RECORDS PROVIDED below:

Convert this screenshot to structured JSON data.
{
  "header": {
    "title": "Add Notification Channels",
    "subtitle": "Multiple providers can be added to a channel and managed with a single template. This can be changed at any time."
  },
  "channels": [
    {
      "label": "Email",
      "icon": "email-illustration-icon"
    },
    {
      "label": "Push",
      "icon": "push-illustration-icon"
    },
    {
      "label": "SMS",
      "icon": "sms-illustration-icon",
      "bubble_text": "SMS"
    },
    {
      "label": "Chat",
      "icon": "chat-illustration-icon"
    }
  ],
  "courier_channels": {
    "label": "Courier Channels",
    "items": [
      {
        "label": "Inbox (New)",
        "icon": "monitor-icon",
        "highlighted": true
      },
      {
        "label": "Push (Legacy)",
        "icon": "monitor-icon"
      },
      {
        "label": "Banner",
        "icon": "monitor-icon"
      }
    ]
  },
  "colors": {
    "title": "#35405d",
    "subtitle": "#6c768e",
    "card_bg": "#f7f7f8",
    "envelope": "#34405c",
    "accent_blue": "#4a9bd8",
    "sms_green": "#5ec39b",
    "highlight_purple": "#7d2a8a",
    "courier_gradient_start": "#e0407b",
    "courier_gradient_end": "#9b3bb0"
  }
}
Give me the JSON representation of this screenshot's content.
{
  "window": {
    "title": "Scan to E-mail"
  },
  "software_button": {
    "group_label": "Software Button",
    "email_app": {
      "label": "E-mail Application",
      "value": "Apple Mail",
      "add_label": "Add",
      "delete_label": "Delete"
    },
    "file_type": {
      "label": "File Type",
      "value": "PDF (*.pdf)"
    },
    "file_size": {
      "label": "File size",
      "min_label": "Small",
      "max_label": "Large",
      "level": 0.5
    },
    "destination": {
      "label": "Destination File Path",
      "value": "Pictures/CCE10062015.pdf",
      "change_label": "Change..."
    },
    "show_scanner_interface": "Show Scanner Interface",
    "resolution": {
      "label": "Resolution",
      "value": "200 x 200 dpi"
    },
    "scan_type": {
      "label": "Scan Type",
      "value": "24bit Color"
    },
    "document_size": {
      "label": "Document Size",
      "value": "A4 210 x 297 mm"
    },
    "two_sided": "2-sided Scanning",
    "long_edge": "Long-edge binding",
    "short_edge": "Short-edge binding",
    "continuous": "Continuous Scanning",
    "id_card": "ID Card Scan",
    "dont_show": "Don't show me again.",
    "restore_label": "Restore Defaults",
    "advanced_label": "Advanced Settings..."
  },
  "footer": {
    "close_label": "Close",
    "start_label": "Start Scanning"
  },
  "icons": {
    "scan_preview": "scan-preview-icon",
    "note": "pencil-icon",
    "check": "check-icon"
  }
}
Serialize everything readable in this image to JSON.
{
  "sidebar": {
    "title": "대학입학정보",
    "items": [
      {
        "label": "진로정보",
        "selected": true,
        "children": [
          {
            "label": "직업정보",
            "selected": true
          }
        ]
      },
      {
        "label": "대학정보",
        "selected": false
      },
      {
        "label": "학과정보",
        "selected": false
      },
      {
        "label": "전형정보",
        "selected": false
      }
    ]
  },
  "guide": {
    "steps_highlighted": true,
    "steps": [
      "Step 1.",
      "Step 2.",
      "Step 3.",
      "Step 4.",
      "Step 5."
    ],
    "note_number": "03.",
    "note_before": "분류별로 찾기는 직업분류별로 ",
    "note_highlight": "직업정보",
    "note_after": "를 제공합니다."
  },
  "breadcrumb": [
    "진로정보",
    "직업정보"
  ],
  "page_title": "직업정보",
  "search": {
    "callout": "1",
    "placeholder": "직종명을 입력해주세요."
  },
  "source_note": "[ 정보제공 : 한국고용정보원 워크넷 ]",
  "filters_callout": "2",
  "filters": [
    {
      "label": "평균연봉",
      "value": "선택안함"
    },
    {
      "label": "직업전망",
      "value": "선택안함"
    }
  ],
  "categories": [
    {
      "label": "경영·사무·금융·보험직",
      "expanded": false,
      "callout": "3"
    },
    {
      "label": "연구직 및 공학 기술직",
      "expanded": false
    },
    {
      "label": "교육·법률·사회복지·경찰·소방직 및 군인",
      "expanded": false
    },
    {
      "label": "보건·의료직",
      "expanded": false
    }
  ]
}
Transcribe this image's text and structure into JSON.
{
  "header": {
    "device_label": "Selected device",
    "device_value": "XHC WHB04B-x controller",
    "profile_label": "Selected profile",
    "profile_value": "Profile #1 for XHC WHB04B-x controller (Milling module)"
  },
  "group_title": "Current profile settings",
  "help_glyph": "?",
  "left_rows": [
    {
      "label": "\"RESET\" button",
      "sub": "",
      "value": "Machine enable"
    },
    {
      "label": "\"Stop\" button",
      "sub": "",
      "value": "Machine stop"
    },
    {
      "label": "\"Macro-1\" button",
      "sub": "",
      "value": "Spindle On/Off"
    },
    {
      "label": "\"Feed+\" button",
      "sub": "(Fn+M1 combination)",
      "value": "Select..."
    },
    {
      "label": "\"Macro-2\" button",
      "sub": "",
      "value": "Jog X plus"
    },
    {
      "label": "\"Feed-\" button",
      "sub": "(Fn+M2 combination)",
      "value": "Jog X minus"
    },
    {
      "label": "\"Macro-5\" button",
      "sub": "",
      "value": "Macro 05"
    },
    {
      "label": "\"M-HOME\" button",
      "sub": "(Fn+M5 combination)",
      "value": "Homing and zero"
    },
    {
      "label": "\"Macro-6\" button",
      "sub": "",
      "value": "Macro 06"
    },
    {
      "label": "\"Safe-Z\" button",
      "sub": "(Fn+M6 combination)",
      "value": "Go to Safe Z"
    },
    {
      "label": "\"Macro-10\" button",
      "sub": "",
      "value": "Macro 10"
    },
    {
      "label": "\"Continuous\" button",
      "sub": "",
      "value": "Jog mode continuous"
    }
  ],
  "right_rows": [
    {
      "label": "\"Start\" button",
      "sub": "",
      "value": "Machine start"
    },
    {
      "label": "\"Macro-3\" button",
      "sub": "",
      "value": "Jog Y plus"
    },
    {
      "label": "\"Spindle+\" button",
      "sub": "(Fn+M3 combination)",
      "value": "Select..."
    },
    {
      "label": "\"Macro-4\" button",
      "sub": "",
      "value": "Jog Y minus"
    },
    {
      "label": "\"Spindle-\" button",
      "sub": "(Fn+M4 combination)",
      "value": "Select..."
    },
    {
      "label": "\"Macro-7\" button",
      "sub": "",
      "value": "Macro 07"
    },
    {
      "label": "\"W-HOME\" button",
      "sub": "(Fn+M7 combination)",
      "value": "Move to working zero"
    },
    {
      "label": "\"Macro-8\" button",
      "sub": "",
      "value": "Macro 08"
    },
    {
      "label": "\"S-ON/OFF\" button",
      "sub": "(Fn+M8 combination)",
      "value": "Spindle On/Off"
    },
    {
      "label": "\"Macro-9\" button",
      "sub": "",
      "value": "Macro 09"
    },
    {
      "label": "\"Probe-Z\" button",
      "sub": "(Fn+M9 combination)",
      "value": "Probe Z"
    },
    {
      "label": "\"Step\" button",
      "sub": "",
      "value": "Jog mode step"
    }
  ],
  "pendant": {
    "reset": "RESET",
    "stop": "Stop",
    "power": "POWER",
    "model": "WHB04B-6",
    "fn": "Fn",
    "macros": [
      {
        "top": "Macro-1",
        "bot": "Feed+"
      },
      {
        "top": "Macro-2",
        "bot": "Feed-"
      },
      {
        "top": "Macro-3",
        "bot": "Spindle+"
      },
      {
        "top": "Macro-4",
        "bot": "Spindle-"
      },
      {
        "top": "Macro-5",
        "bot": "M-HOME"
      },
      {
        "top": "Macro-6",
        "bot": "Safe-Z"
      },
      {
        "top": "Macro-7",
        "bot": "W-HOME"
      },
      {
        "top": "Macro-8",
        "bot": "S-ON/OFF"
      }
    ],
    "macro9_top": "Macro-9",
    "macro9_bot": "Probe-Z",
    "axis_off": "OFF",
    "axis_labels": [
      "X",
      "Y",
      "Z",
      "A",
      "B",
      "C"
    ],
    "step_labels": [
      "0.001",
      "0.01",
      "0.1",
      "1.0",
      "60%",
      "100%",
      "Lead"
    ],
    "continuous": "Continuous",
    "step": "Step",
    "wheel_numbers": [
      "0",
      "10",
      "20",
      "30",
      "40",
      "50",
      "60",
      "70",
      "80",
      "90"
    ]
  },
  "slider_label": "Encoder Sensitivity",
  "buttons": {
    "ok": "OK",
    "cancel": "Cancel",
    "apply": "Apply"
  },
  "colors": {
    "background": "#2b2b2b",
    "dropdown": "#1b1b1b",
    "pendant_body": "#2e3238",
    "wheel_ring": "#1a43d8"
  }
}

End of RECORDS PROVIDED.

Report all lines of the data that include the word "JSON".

Convert this screenshot to structured JSON data.
Give me the JSON representation of this screenshot's content.
Serialize everything readable in this image to JSON.
Transcribe this image's text and structure into JSON.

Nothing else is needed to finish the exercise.